Website and app data records:
[Start of section]
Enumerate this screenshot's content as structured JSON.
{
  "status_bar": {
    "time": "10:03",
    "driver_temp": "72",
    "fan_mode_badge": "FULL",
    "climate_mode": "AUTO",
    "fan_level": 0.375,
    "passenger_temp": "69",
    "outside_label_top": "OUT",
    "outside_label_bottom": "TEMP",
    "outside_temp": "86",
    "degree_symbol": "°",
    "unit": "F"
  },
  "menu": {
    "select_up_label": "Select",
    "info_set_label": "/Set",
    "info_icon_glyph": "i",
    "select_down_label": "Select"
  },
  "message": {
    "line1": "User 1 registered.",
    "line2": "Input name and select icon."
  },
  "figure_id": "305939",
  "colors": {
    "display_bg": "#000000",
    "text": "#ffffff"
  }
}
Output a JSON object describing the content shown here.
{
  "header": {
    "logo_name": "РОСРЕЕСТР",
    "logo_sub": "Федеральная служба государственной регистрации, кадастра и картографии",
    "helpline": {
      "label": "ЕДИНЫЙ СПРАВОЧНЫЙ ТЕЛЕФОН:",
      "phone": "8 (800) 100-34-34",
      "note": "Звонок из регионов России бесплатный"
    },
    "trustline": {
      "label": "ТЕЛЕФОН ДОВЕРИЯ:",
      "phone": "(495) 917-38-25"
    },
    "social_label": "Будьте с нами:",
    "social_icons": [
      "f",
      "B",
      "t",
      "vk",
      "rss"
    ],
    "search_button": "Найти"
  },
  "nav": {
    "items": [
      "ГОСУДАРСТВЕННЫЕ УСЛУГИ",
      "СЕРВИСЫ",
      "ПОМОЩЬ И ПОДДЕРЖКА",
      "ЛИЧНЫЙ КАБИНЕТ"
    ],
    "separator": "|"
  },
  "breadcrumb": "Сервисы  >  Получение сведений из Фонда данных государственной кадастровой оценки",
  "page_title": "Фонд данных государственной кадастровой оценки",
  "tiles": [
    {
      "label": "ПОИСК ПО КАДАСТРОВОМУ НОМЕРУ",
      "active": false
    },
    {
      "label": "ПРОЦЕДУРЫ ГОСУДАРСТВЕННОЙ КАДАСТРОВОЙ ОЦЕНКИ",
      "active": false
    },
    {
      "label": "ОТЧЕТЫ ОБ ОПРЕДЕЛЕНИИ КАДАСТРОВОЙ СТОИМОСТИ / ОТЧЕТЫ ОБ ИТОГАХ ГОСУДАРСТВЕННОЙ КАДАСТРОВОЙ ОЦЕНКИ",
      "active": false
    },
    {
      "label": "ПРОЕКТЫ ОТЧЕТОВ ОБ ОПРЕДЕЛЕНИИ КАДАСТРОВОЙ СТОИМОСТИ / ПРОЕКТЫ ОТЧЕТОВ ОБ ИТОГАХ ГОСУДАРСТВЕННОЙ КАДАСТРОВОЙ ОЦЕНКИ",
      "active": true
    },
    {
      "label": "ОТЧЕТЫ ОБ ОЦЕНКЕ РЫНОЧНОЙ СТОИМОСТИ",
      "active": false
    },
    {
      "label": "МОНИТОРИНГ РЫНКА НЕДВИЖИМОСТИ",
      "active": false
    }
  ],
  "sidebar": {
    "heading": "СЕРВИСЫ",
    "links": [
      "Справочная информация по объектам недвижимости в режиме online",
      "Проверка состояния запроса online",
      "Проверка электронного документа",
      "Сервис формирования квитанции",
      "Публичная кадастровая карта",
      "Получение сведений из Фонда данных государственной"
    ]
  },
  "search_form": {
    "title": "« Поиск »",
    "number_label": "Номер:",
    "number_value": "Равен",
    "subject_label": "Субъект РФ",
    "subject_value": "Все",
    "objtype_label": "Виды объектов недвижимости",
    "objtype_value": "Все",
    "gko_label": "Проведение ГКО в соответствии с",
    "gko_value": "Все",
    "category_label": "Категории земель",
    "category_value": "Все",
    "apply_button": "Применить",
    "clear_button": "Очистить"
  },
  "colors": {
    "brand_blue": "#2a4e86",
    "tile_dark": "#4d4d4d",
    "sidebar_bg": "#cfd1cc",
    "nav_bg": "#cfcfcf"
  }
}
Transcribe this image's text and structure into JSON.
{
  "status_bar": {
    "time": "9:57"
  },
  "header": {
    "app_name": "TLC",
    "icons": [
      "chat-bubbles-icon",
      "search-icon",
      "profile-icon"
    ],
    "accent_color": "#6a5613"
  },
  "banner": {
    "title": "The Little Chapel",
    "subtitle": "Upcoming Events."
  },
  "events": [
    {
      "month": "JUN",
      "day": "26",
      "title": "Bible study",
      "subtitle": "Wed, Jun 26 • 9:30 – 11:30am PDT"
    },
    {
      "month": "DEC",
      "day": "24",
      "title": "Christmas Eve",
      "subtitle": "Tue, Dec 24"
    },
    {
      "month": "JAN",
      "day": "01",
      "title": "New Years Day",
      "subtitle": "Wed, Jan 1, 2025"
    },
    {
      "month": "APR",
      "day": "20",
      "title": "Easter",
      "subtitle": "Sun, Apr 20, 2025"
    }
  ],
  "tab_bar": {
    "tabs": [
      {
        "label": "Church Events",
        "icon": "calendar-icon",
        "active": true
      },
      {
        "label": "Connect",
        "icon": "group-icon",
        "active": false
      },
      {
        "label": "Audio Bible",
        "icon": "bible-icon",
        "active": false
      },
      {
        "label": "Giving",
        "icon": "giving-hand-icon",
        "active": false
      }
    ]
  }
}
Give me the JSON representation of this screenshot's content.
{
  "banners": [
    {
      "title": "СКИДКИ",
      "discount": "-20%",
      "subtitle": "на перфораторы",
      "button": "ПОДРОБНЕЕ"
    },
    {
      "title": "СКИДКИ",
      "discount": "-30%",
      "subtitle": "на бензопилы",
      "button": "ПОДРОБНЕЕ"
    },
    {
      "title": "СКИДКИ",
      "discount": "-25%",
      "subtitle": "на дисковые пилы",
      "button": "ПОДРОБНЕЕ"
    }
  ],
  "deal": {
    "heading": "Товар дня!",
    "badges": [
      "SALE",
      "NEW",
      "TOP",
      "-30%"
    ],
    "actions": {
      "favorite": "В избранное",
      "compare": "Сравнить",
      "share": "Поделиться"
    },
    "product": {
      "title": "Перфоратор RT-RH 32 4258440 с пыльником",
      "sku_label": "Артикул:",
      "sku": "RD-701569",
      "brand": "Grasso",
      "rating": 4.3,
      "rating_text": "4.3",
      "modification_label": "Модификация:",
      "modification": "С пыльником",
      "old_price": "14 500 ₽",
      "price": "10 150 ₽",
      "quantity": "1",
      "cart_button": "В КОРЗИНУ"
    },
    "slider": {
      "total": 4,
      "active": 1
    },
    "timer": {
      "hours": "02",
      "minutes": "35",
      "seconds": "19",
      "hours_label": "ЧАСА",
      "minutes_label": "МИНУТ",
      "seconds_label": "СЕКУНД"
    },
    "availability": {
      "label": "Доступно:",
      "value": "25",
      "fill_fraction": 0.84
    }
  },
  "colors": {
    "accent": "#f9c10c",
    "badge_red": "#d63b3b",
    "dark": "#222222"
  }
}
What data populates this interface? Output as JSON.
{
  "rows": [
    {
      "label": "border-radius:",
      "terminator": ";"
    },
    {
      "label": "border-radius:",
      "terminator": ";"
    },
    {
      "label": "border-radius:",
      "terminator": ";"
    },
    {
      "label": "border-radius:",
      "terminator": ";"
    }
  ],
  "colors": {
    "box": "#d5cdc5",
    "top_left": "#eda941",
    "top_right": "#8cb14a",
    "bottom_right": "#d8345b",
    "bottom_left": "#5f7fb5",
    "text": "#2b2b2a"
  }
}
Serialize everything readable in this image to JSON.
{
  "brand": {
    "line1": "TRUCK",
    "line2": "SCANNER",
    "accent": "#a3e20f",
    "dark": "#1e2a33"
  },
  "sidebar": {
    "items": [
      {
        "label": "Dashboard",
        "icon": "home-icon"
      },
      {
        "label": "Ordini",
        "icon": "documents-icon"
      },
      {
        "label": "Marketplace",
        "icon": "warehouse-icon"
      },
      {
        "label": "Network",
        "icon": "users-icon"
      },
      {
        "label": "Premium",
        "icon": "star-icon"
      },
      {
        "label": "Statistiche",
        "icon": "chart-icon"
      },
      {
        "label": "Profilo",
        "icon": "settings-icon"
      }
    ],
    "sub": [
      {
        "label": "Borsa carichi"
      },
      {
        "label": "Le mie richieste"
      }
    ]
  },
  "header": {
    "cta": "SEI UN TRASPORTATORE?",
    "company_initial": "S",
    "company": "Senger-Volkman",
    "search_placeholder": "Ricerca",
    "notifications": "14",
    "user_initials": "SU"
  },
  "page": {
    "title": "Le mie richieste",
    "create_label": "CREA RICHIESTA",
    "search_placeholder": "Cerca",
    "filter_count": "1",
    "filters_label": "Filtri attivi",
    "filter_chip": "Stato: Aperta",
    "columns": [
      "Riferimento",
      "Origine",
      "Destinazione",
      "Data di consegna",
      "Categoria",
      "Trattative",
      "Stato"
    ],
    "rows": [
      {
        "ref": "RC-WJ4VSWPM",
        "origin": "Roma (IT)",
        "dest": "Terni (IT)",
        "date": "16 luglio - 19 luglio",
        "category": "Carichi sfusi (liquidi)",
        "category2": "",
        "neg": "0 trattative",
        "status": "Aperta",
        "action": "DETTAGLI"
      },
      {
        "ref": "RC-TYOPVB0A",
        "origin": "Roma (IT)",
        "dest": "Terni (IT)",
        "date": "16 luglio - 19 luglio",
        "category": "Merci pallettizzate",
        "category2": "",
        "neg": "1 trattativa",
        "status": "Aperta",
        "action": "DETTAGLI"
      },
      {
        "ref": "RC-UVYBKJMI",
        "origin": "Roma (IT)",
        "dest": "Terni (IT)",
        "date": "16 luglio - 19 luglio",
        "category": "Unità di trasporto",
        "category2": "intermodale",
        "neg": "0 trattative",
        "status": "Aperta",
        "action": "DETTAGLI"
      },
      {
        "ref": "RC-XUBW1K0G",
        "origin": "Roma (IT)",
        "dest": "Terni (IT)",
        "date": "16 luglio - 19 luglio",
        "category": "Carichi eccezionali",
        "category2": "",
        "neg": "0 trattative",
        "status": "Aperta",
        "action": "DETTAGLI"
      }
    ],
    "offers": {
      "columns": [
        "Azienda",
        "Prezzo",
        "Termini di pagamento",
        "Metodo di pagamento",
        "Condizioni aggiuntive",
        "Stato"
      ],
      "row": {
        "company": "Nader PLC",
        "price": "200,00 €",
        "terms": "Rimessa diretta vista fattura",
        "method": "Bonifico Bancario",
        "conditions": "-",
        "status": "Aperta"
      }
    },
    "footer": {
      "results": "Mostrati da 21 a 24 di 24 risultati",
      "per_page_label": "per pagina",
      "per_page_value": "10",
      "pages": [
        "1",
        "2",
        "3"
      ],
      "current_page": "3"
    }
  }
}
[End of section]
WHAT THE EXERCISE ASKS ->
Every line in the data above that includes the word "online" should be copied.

FINISHED TASK ->
      "Справочная информация по объектам недвижимости в режиме online",
      "Проверка состояния запроса online",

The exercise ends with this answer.